Disparage the Bowl Championship Series all you want. It helped create what is arguably the best regular season in sports.
College basketball, on the other hand, has a forgettable regular season and an incredible postseason.
As the satirical news website The Onion noted in a headline Monday, one day after the brackets were unveiled: “Nation Gears Up For Start Of College Basketball Season.”
Shaheen, who was dubbed the “tourney czar” during his 12 years in charge of March Madness, believes more high-profile non-conference games are needed to boost early-season interest and draw casual fans to the sport.
“There are approximately 5,400 games in the season and only 100 or 110 could be considered marquee non-conference matchups,’’ he said. “The notion that only two percent of all the games fit that description is nuts.’’
His suggestion: Reward teams that seek out marquee games, perhaps by reserving a handful of the tournament’s precious at-large berths to the teams with the toughest non-conference schedules.
The basketball season used to start when college football ended: Thanksgiving weekend. Now basketball tips off in early November and football ends in early December — one quarter of the basketball season conflicts directly with football during its sizzling stretch run.
Add the NFL regular season and playoffs, and college basketball barely registers on the mainstream sports radar until February: By the time the Seahawks won the Super Bowl, most teams had played two-thirds of their regular-season games.
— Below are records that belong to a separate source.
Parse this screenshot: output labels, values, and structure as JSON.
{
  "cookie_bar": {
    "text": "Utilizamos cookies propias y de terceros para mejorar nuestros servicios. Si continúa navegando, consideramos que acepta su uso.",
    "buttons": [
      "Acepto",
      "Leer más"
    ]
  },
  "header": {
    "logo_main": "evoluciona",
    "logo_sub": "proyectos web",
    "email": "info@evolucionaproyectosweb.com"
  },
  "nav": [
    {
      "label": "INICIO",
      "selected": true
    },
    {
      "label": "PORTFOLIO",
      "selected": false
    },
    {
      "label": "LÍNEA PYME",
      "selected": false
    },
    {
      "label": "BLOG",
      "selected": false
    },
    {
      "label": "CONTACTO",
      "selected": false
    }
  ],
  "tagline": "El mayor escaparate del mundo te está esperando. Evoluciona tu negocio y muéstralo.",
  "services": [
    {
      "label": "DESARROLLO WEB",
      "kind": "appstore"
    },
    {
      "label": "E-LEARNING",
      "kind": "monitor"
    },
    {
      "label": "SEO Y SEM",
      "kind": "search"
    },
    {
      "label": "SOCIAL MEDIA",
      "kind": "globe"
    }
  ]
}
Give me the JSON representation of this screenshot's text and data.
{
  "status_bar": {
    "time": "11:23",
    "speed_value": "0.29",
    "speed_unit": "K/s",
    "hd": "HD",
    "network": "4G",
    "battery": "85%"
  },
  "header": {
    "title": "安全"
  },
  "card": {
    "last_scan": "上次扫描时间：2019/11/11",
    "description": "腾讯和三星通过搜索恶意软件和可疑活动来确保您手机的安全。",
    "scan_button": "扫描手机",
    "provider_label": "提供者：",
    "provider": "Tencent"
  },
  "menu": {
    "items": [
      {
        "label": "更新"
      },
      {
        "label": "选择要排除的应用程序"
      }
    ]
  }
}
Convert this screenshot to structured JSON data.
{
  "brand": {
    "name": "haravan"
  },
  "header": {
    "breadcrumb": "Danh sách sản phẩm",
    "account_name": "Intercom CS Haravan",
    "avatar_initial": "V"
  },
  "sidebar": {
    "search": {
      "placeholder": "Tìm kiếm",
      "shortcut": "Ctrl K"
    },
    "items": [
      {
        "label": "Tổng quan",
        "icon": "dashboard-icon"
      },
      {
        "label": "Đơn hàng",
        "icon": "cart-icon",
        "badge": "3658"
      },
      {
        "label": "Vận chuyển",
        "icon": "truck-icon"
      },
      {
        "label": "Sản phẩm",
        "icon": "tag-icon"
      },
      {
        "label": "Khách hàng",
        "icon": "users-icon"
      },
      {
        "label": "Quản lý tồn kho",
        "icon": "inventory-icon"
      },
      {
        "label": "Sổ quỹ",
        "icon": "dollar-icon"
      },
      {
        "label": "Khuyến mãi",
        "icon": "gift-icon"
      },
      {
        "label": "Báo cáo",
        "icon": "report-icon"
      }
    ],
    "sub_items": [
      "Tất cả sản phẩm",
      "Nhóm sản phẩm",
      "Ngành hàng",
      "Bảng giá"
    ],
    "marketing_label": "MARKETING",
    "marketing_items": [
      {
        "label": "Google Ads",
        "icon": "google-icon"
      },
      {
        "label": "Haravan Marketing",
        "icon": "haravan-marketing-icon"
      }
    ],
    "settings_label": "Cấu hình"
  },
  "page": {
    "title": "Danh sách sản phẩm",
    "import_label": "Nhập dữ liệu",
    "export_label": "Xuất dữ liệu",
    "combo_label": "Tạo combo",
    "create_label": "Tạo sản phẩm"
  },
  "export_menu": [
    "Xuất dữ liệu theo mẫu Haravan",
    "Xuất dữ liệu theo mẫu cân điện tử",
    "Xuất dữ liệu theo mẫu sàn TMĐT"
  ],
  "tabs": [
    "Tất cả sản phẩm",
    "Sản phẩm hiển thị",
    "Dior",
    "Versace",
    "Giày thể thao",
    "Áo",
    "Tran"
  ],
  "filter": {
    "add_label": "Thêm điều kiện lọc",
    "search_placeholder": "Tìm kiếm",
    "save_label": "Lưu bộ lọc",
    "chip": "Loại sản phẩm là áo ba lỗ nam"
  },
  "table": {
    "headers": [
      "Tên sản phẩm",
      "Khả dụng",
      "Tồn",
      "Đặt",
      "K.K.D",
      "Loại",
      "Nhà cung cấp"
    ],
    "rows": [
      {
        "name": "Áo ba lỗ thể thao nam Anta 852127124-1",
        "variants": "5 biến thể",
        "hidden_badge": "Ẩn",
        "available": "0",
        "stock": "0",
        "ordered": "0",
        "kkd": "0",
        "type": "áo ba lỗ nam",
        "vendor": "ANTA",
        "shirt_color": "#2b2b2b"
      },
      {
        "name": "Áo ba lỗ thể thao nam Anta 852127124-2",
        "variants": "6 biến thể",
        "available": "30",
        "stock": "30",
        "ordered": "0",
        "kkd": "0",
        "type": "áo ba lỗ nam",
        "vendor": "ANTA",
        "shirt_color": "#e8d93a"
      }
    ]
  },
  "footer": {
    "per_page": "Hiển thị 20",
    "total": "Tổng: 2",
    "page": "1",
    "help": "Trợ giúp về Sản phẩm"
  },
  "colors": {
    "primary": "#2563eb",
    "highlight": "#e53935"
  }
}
The best long-term solution is to move the start of basketball back three or four weeks to avoid the steamroller that is the college football regular season.